*** Block opens ***

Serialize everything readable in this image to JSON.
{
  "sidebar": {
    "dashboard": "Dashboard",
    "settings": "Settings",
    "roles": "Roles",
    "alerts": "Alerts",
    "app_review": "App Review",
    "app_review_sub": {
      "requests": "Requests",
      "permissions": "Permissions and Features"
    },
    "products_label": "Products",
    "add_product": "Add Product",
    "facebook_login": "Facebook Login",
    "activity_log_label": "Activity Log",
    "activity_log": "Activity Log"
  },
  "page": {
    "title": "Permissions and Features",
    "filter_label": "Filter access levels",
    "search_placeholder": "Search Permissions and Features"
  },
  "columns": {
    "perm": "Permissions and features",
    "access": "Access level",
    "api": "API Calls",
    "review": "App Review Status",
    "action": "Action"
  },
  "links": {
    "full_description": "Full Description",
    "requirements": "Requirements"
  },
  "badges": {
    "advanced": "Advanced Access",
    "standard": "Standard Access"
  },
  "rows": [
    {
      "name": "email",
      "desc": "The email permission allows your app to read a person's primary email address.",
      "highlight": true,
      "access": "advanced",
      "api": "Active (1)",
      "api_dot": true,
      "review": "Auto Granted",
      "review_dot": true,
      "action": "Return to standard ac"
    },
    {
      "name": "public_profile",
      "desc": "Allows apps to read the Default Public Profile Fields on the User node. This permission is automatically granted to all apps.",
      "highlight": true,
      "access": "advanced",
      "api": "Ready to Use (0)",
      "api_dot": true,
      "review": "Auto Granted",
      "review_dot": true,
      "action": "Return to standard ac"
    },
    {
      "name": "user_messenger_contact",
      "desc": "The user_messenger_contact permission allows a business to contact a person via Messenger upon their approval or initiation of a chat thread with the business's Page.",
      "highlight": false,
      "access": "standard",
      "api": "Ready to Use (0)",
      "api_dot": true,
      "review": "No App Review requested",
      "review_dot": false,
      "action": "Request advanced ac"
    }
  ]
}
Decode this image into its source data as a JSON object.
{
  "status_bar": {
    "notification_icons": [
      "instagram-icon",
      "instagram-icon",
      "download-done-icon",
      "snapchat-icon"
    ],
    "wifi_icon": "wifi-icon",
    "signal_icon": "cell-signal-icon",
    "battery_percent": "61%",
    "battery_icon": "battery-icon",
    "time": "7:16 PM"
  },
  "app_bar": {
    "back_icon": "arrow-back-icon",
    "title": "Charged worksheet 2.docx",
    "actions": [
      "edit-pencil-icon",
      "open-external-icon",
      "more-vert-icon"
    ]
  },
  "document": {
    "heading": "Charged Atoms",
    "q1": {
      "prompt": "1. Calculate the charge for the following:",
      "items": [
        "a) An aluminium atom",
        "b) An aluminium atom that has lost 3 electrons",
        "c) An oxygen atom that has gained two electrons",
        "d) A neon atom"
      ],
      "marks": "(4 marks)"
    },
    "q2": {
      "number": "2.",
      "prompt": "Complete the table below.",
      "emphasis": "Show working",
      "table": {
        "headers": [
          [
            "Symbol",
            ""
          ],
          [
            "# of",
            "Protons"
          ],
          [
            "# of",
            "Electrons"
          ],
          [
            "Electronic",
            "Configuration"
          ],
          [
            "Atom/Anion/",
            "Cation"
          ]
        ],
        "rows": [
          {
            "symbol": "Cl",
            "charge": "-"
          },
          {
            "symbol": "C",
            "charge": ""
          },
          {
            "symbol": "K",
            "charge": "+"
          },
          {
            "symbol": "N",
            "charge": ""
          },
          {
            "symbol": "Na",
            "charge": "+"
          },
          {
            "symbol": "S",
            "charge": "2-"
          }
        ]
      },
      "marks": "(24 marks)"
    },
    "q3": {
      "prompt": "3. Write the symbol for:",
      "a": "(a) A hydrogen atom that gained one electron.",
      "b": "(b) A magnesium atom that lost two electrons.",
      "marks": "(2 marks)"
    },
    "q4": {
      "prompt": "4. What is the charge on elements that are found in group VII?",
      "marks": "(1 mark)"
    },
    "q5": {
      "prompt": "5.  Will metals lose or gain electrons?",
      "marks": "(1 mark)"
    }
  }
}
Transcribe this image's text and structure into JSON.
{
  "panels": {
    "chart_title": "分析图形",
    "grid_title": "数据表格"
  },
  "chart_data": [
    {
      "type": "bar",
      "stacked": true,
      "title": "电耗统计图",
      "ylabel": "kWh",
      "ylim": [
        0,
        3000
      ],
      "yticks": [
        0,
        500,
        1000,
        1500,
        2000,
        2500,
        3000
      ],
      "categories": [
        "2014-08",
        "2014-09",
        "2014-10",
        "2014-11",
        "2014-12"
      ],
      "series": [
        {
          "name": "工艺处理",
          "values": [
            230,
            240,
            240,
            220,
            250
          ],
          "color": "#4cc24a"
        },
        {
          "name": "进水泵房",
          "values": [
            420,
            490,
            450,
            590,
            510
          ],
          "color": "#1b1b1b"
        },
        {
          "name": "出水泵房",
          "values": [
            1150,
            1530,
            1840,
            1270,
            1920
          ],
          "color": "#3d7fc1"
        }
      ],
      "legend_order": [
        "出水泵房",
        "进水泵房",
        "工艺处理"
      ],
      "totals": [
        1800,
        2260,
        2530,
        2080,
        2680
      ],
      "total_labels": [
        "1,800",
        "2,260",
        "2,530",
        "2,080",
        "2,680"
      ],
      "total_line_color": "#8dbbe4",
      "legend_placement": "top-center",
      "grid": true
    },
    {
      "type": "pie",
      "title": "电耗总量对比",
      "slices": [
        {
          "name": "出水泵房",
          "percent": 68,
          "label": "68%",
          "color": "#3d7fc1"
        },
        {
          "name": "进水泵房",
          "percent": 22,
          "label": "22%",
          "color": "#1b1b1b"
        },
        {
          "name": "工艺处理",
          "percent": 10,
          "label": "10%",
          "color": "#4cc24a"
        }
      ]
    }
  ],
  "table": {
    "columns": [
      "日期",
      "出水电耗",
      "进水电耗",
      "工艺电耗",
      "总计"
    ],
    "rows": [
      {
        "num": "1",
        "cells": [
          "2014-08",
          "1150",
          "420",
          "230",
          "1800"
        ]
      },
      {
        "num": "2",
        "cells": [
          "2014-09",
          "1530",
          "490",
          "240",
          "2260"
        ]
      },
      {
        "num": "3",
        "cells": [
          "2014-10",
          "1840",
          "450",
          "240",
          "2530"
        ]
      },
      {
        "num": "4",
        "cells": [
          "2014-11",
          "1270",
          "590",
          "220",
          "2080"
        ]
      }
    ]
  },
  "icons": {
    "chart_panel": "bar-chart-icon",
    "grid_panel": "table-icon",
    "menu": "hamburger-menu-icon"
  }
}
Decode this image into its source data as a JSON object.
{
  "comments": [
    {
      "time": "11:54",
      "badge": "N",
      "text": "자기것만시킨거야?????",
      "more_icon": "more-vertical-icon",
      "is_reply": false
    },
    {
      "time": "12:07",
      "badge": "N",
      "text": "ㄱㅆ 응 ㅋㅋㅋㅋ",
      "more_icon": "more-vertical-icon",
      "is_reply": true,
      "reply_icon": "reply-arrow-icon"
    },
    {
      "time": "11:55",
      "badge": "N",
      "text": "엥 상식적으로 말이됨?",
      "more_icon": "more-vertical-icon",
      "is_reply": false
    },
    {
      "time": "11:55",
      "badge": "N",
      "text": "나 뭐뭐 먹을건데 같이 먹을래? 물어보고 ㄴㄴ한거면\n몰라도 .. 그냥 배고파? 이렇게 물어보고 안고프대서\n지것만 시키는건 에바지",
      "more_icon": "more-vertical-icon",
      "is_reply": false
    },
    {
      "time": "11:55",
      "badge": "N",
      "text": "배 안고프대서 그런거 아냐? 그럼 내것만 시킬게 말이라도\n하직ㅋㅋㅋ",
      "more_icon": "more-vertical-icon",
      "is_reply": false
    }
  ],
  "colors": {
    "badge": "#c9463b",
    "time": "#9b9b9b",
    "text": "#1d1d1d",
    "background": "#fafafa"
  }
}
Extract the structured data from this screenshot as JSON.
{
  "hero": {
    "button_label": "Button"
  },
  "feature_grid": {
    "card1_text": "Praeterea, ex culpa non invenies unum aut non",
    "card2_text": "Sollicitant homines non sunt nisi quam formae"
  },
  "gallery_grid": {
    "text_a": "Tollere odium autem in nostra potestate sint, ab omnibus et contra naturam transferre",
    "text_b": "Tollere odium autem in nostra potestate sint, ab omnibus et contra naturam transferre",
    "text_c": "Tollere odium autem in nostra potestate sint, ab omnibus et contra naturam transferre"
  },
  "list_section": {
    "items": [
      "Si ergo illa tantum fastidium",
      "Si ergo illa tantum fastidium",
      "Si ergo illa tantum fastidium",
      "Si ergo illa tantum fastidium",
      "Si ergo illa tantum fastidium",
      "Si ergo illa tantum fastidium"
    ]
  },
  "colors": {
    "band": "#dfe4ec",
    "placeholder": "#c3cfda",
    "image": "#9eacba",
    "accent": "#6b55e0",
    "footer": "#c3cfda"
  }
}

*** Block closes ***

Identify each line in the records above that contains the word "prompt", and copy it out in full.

      "prompt": "1. Calculate the charge for the following:",
      "prompt": "Complete the table below.",
      "prompt": "3. Write the symbol for:",
      "prompt": "4. What is the charge on elements that are found in group VII?",
      "prompt": "5.  Will metals lose or gain electrons?",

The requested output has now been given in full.